A recent study published in the Journal of Experimental Social Psychology by University of Chicago psychologist Boaz Keysar, shows that unconsciously, listeners are less likely to find speakers with an accent credible or trustworthy, and that the level of doubt increases with the “severity” of the accent. The listeners “…misattribute the difficulty of understanding the speech to the truthfulness of the statements,” according to Keysar.
Should this result surprise anyone? There is a lot of research going on around how (American) children see and perceive cultural and physical differences, and the overwhelming majority of these studies shows that if the topic is never broached at home (in the hopes that the child will be “colorblind”), the children are likely to have less favorable reactions to people they perceive as different from themselves.

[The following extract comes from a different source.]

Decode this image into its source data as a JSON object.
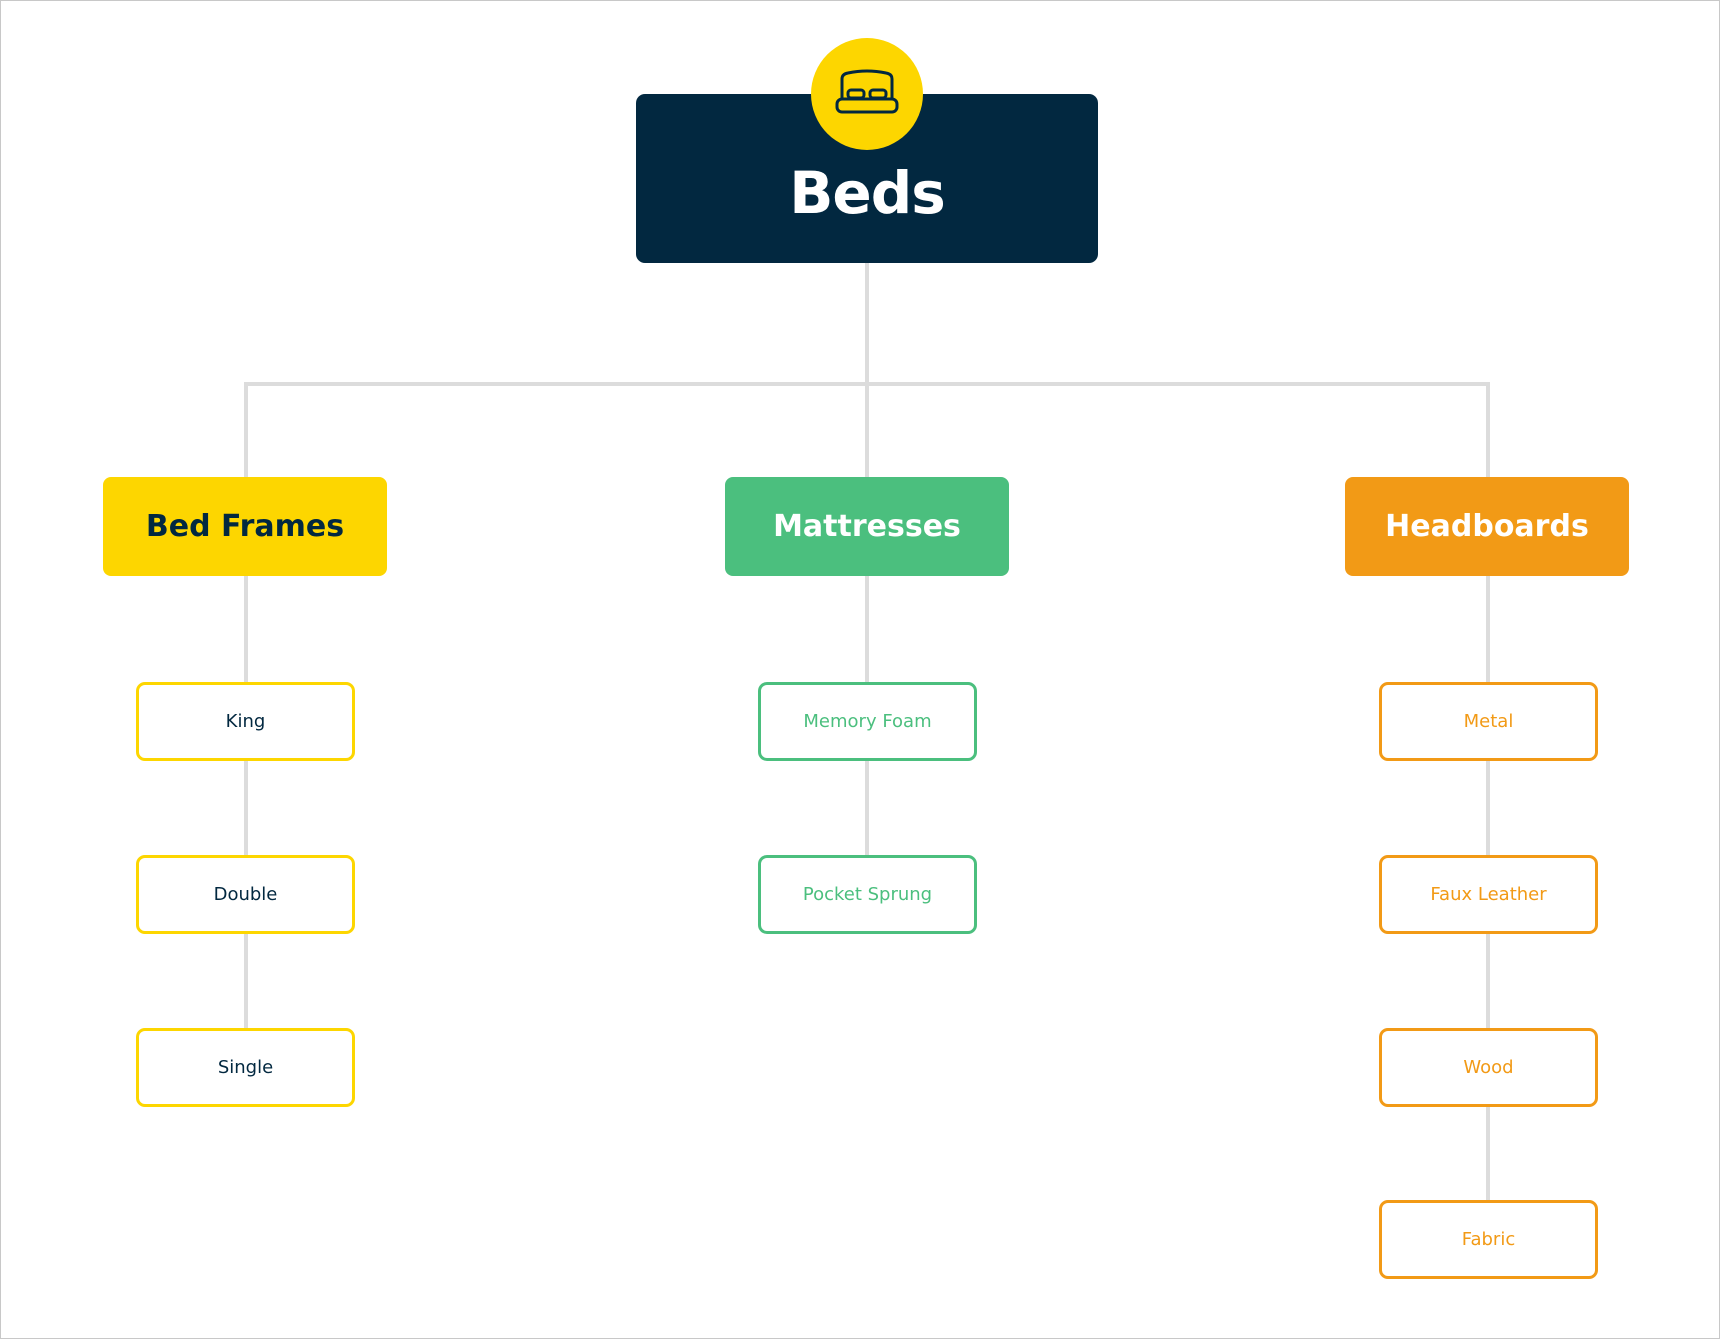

Human beings are cultural; we have to learn almost everything…. But one exception might be somewhat of a natural preference for ones’ own group, or those we perceive to be part of our own group, whether that perception has any basis in fact or not. If we don’t get information as children (or as adults), about how thing such as language, accent, color, religion, and even culture don’t determine another person’s value, it seems that we’re likely to create unfavorable opinions on our own. Of course, exceptions probably apply for “third culture kids” (kids brought up in ethnically diverse environments, or kids brought up in multi-ethnic families). Third culture kids are probably less likely to perceive ingroup/outgroup on the basis of personal appearance.